Experienced property consultant Robert McDowall reflects on the Scottish Government’s Regeneration Discussion Paper and offers his take on the prospects for future physical regeneration activity.

Having attended the launch of the ‘paper’ and now having had the opportunity to read its content, the first think I would have to say is that any debate on regeneration is welcomed. It is perhaps some time since the last platform was raised on this important topic, but this time around the overwhelming issue is the state of the economy across a whole range of factors.

The state of play

Regeneration normally stems from two important aspects: the underlying property market (influenced mainly by the economy) and funding availability within the public sector.

Of course, it has not always been the case that public sector ‘pumppriming’ monies have been needed. These occasions have normally been driven by the strength of the property market, which in turn has been reflected in the relative underlying strength of the economy in the past.

The paper has a balanced focus between local and wider regeneration. It faces up to the fact that ‘traditional models of regeneration are now fractured’. It reflects upon the current ‘era of constrained budgets’ and mentions ‘consideration of new and sustainable ways of funding physical regeneration’.

Tell us something we don’t already know, I hear you say!

Well that’s part of the problem, I say!

We all know that the banks have been playing things very tight in recent years and that will likely continue. We know that public sector finances are stretched and in some cases already leveraged. We know that the URCs still need public support.

We know that publicly sponsored and appropriately partnered special purpose vehicles are finding things difficult. We know that rail proposals linking city centres and airports in both the
east and west have been mothballed. We know that trams in the east have more than enough problems to be getting on with and finally, we know that the Commonwealth Games in 2014 is the most important single focus project that we have.

Realistic prospects

So where does this leave us, we all say?

The private sector will be very selective in where it invests. It is now less reliant on public sector funding, because it knows there is very little around and therefore the more marginal schemes will not make it through the corporate decision making process. This means that fewer projects will come forward; we have all seen that pattern in recent years.

Location will continue to be key, whether that is in housing, retail/commercial or mixed use developments. We see this currently in new housing starts, extensions to retail shopping, food store expansion etc.

Development activity is restricted to certain key locations where in housing terms there is a market for affordable family housing. In other sectors, the drivers are either footfall and/or destination-led development and this is only happening in certain areas. Timescales will continue to be stretched in the expectation that there are better times ahead.

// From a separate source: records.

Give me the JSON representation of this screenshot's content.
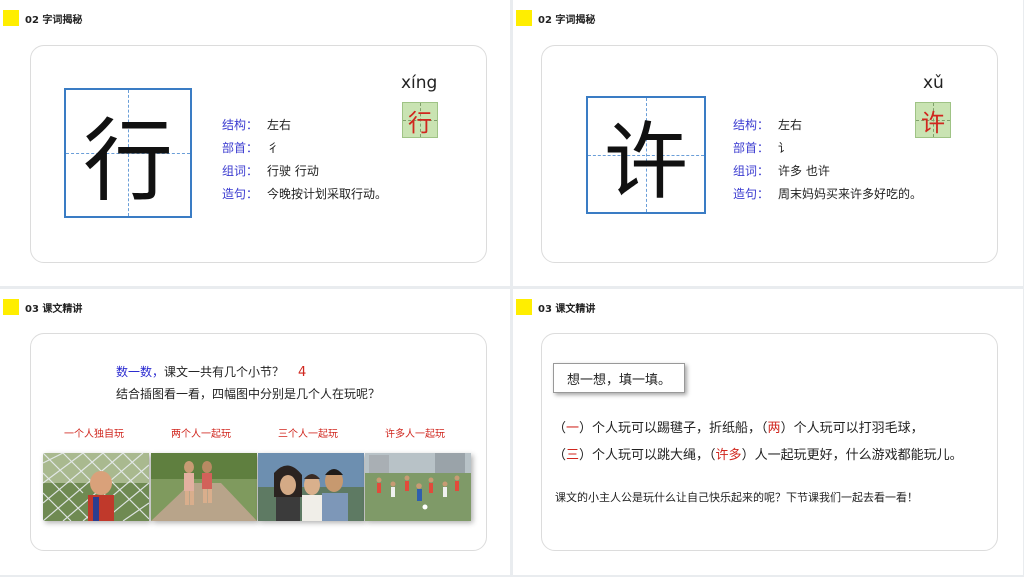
{
  "slide1": {
    "section": "02  字词揭秘",
    "character": "行",
    "pinyin": "xíng",
    "rows": [
      {
        "key": "结构：",
        "value": "左右"
      },
      {
        "key": "部首：",
        "value": "彳"
      },
      {
        "key": "组词：",
        "value": "行驶   行动"
      },
      {
        "key": "造句：",
        "value": "今晚按计划采取行动。"
      }
    ]
  },
  "slide2": {
    "section": "02  字词揭秘",
    "character": "许",
    "pinyin": "xǔ",
    "rows": [
      {
        "key": "结构：",
        "value": "左右"
      },
      {
        "key": "部首：",
        "value": "讠"
      },
      {
        "key": "组词：",
        "value": "许多   也许"
      },
      {
        "key": "造句：",
        "value": "周末妈妈买来许多好吃的。"
      }
    ]
  },
  "slide3": {
    "section": "03  课文精讲",
    "q1_prefix": "数一数，",
    "q1_text": "课文一共有几个小节？",
    "q1_answer": "4",
    "q2_text": "结合插图看一看，四幅图中分别是几个人在玩呢？",
    "labels": [
      "一个人独自玩",
      "两个人一起玩",
      "三个人一起玩",
      "许多人一起玩"
    ]
  },
  "slide4": {
    "section": "03  课文精讲",
    "title": "想一想，填一填。",
    "line1": {
      "a": "（",
      "b": "一",
      "c": "）个人玩可以踢毽子，折纸船，（",
      "d": "两",
      "e": "）个人玩可以打羽毛球，"
    },
    "line2": {
      "a": "（",
      "b": "三",
      "c": "）个人玩可以跳大绳，（",
      "d": "许多",
      "e": "）人一起玩更好，什么游戏都能玩儿。"
    },
    "summary": "课文的小主人公是玩什么让自己快乐起来的呢？下节课我们一起去看一看！"
  },
  "colors": {
    "accent_yellow": "#ffee00",
    "grid_blue": "#3a7cc4",
    "label_blue": "#3b3bd0",
    "answer_red": "#d0261e",
    "mini_green": "#c9e3b2"
  }
}
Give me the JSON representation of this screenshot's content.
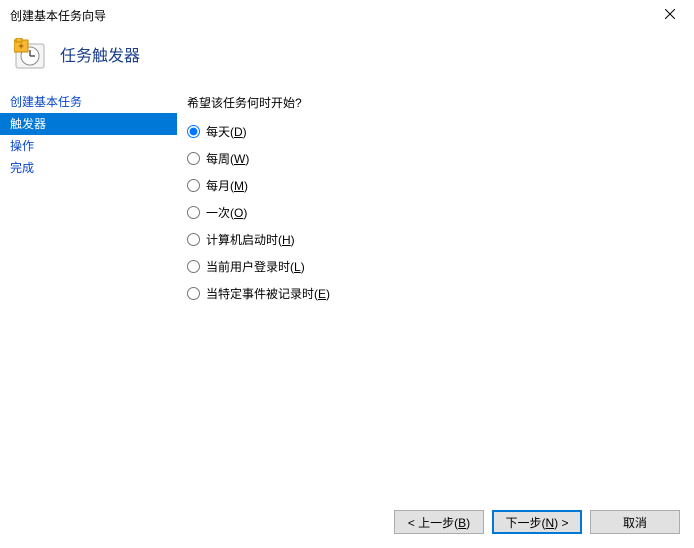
{
  "window": {
    "title": "创建基本任务向导"
  },
  "header": {
    "title": "任务触发器"
  },
  "sidebar": {
    "items": [
      {
        "label": "创建基本任务",
        "selected": false
      },
      {
        "label": "触发器",
        "selected": true
      },
      {
        "label": "操作",
        "selected": false
      },
      {
        "label": "完成",
        "selected": false
      }
    ]
  },
  "content": {
    "prompt": "希望该任务何时开始?",
    "options": [
      {
        "label": "每天",
        "accel": "D",
        "checked": true
      },
      {
        "label": "每周",
        "accel": "W",
        "checked": false
      },
      {
        "label": "每月",
        "accel": "M",
        "checked": false
      },
      {
        "label": "一次",
        "accel": "O",
        "checked": false
      },
      {
        "label": "计算机启动时",
        "accel": "H",
        "checked": false
      },
      {
        "label": "当前用户登录时",
        "accel": "L",
        "checked": false
      },
      {
        "label": "当特定事件被记录时",
        "accel": "E",
        "checked": false
      }
    ]
  },
  "buttons": {
    "back": {
      "prefix": "< 上一步(",
      "accel": "B",
      "suffix": ")"
    },
    "next": {
      "prefix": "下一步(",
      "accel": "N",
      "suffix": ") >"
    },
    "cancel": "取消"
  }
}
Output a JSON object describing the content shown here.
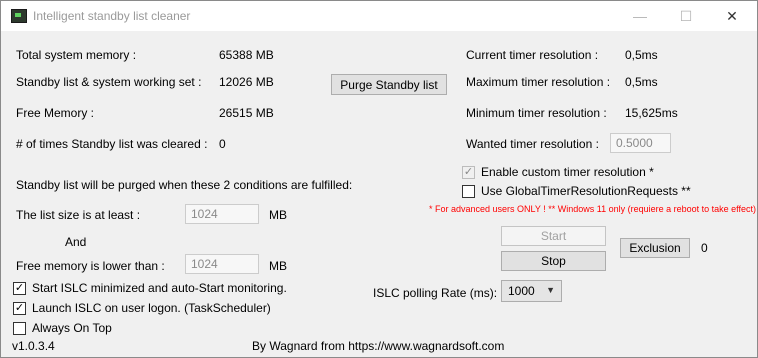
{
  "window": {
    "title": "Intelligent standby list cleaner",
    "minimize_glyph": "—",
    "maximize_glyph": "☐",
    "close_glyph": "✕"
  },
  "memory": {
    "total_label": "Total system memory :",
    "total_value": "65388 MB",
    "standby_label": "Standby list & system working set :",
    "standby_value": "12026 MB",
    "free_label": "Free Memory :",
    "free_value": "26515 MB",
    "cleared_label": "# of times Standby list was cleared :",
    "cleared_value": "0",
    "purge_button": "Purge Standby list"
  },
  "conditions": {
    "heading": "Standby list will be purged when these 2 conditions are fulfilled:",
    "list_size_label": "The list size is at least :",
    "list_size_value": "1024",
    "list_size_unit": "MB",
    "and_label": "And",
    "free_mem_label": "Free memory is lower than :",
    "free_mem_value": "1024",
    "free_mem_unit": "MB"
  },
  "options": {
    "start_minimized": {
      "label": "Start ISLC minimized and auto-Start monitoring.",
      "checked": "✓"
    },
    "launch_logon": {
      "label": "Launch ISLC on user logon. (TaskScheduler)",
      "checked": "✓"
    },
    "always_on_top": {
      "label": "Always On Top",
      "checked": ""
    }
  },
  "timer": {
    "current_label": "Current timer resolution :",
    "current_value": "0,5ms",
    "max_label": "Maximum timer resolution :",
    "max_value": "0,5ms",
    "min_label": "Minimum timer resolution :",
    "min_value": "15,625ms",
    "wanted_label": "Wanted timer resolution :",
    "wanted_value": "0.5000",
    "enable_custom": {
      "label": "Enable custom timer resolution *",
      "checked": "✓"
    },
    "global_requests": {
      "label": "Use GlobalTimerResolutionRequests **",
      "checked": ""
    },
    "warning": "* For advanced users ONLY !  ** Windows 11 only (requiere a reboot to take effect)"
  },
  "controls": {
    "start_button": "Start",
    "stop_button": "Stop",
    "exclusion_button": "Exclusion",
    "exclusion_count": "0",
    "polling_label": "ISLC polling Rate (ms):",
    "polling_value": "1000"
  },
  "footer": {
    "version": "v1.0.3.4",
    "credit": "By Wagnard from https://www.wagnardsoft.com"
  }
}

Re-shape or prepare to wait

So, times are tough and money is tight – in such circumstances property development tends to be selective. The question for us involved in regeneration is – is there a major development coming to a place near you?

If the answer is yes – you will see and be engaged in regeneration activities which will involve a re-shaping of previous Masterplans to take account of the current and likely emerging marketplace.

If no – you will likely see previous Masterplans continuing to gather dust on the shelves as you wait for a significant hike in the marketplace and/or a return to public sector pump-priming (both unlikely in the foreseeable future).